The Department of Agriculture for the Irish Republic has announced that it will not be approving any new applications for forestry grants this year.
The move has sparked fears that eco-friendly initiatives like the Forest Road Grant Scheme, which allows farmers to build access roads to their plantations, will face the chop. It’s possible that woodland reconstruction and improvement programmes could also be under threat.
A spokesperson from the Department of Agriculture denied that forestry support schemes would be scrapped, despite a recent announcement of 9.1m Euros of cut-backs.
A forestry industry source spoke to The Irish Independent to say that the move to restrict forestry funding would damage confidence in the industry, particularly when many growers’ plantations approaching first thinning.
The source said: “This will have serious implications for the ordinary forest owner who will now be concerned about where funding will come from next year. Particularly worrying is that forestry is a long-term investment with rotations up to 35-40 years, and even longer for broadleaf species.

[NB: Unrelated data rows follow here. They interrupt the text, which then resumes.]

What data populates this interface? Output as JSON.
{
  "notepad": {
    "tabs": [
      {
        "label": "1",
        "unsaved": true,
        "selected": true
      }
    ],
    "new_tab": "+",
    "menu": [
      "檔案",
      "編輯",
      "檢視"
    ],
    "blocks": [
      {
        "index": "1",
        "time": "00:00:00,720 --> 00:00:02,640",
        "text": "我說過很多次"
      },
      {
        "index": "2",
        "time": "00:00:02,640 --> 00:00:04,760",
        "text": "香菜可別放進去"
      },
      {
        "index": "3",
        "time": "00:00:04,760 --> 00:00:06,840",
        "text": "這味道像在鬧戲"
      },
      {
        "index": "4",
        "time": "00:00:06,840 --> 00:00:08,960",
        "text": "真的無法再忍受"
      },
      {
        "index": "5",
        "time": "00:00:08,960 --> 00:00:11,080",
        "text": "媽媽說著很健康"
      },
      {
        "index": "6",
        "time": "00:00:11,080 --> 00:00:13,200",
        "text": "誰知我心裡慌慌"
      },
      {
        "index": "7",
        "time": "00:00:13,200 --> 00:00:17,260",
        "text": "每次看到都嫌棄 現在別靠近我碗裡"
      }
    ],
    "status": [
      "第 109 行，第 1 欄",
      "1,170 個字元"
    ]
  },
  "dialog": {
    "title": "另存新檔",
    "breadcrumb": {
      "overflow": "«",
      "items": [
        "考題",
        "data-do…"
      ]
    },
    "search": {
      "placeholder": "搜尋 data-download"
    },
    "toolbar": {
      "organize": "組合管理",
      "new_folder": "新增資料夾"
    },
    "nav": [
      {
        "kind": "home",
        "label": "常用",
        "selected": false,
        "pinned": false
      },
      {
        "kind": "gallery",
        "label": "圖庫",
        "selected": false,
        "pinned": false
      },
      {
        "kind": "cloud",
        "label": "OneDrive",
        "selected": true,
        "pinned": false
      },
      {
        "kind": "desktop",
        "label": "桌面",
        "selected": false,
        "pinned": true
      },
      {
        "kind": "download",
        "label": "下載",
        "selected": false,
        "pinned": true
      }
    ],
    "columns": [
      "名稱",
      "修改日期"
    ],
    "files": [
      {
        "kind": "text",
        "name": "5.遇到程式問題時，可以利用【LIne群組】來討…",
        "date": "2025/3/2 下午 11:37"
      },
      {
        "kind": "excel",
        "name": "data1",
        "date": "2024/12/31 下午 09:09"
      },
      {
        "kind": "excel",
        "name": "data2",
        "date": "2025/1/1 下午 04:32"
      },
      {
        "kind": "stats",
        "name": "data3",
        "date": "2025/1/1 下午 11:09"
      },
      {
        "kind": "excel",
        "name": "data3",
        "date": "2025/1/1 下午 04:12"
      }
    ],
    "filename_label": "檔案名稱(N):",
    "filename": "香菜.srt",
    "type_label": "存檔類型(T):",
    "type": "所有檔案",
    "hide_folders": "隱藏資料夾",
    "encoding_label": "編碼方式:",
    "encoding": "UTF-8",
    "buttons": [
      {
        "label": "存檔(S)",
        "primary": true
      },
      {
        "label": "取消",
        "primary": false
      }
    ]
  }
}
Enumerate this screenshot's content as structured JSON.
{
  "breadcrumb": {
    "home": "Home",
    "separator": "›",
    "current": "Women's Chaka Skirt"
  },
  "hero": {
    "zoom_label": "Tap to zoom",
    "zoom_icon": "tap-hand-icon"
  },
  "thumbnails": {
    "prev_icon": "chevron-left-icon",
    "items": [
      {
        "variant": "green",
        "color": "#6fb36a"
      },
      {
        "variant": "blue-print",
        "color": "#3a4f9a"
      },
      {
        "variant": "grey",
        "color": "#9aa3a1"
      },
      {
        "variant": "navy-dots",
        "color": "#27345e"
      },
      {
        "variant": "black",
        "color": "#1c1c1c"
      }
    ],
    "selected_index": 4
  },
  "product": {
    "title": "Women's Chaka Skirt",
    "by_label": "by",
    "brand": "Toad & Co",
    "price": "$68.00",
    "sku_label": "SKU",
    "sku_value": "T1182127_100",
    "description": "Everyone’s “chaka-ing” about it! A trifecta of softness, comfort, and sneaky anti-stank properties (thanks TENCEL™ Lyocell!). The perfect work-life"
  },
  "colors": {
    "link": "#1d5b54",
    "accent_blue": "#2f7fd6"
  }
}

“Already, the Government has fallen far short of its 1996 strategy, which set out a target of 20,000ha of plantings each year. Last year, the level of planting stood at 7,000ha, and this year it’s expected that it could be even lower, at 6,500ha.”